Dreaming of dollars when what’s needed is more sense

Inman News

Hot real estate markets can mean high home prices, and that’s great for home sellers. But all sellers will not benefit equally. Also, extreme markets can be risky.

Here’s what to watch out for:

Don’t assume that you will receive a huge price for your home. The media tend to report the excesses in the marketplace. You’ll see a listing that sold after 35 offers were made or one that sold for hundreds of thousands of dollars over the asking price. You’re not likely to find reports about the listings that sold with only one offer. Yet many homes sell this way.

Even if you do get a flurry of high offers, you could end up selling for a much lower price. The number of failed transactions usually climbs during a sizzling market. For example, a home recently sold in the Oakland Hills in Northern California for considerably more than the listing price. The offer that was accepted was $100,000 higher than the next-best offer. Within a day, that buyer backed out. The seller’s euphoria waned when $100,000 of profit evaporated overnight.

In frenzied markets, buyers feel pressured to push their bids higher to be competitive. It’s not uncommon for buyers to break through their financial comfort zone in the peak of a multiple-offer contest. After more sober consideration, some of these buyers realize they made a mistake and withdraw from the contract.
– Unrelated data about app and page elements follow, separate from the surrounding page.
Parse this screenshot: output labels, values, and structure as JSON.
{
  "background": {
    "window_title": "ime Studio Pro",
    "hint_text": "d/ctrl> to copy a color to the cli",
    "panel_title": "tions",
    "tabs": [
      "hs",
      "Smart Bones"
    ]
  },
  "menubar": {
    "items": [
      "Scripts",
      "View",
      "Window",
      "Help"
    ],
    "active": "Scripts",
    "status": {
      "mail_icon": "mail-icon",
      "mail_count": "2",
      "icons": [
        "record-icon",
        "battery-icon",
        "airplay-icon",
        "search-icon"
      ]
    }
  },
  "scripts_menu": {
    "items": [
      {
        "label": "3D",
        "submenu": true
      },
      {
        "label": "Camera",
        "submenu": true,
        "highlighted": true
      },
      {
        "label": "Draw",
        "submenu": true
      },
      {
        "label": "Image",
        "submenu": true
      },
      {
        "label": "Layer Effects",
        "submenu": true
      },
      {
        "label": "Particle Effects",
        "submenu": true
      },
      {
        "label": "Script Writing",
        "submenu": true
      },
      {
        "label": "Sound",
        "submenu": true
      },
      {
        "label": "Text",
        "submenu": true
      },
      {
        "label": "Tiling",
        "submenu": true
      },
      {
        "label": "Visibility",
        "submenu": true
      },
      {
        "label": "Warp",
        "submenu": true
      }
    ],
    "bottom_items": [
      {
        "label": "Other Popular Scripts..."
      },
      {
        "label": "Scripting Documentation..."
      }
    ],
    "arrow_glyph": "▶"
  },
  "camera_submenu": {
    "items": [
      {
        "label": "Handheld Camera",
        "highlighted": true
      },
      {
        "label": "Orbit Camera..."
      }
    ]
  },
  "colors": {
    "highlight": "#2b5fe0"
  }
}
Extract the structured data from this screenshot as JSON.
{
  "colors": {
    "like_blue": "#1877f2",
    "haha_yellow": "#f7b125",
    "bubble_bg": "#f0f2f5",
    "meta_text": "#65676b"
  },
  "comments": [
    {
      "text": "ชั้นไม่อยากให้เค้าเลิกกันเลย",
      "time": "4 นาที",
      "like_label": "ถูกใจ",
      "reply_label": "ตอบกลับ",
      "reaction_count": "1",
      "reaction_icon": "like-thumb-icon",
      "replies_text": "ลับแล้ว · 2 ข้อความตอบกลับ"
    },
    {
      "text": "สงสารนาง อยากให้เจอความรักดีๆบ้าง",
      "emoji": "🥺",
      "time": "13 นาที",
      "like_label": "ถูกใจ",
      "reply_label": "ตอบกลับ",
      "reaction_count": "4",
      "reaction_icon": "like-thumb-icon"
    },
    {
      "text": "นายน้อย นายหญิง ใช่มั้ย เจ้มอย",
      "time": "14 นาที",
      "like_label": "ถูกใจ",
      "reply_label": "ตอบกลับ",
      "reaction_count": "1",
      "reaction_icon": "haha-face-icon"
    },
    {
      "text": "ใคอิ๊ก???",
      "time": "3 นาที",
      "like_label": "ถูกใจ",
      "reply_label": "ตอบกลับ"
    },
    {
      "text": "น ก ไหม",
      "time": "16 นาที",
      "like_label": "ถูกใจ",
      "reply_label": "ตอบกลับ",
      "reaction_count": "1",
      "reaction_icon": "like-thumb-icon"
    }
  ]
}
Sellers in this situation wonder whether they’re entitled to keep the buyers’ good-faith deposit money. You’d need to consult an attorney for the answer. If the purchase contract includes an inspection contingency, the buyers may be able to back out without penalty, depending on how the contingency is written.

Before you count on the proceeds from your sale, make sure that the buyers have removed their inspection contingency. Buyers who are particularly generous at the offer stage could end up settling the score a bit by asking the sellers to repair defects found during their inspections.

Beware of offers made without contingencies. This may seem like a seller’s dream. However, no-contingency offers can lead to trouble, especially when the buyers don’t understand what they’re getting themselves into.

For example, if the contract doesn’t have an appraisal contingency and the property appraises for less than the purchase price, the lender might not be willing to give the buyer enough money to close the sale. If the buyer has enough cash to make up the difference between the purchase price and the appraised value, and he’s willing to do so, the sale can close. But if the buyer is short of cash, you may have to reduce the purchase price to keep the deal together.

Letting a buyer purchase your home without the benefit of an inspection contingency can be very risky, particularly if there were no presale inspection reports for the buyer to review before making an offer. What happens if the buyer finds significant defects in the property soon after closing? That is another legal question for a knowledgeable real estate attorney. The seller could have liability, or face an unpleasant legal hassle after closing. It’s best to counter an offer that does not include an inspection contingency to provide the buyer an opportunity to inspect.

You can minimize your risk somewhat by providing presale inspection reports. But these shouldn’t be a substitute for a buyer’s inspection.

Dian Hymer is a syndicated columnist and the author of “House Hunting: The Take-Along Workbook for Home Buyers.”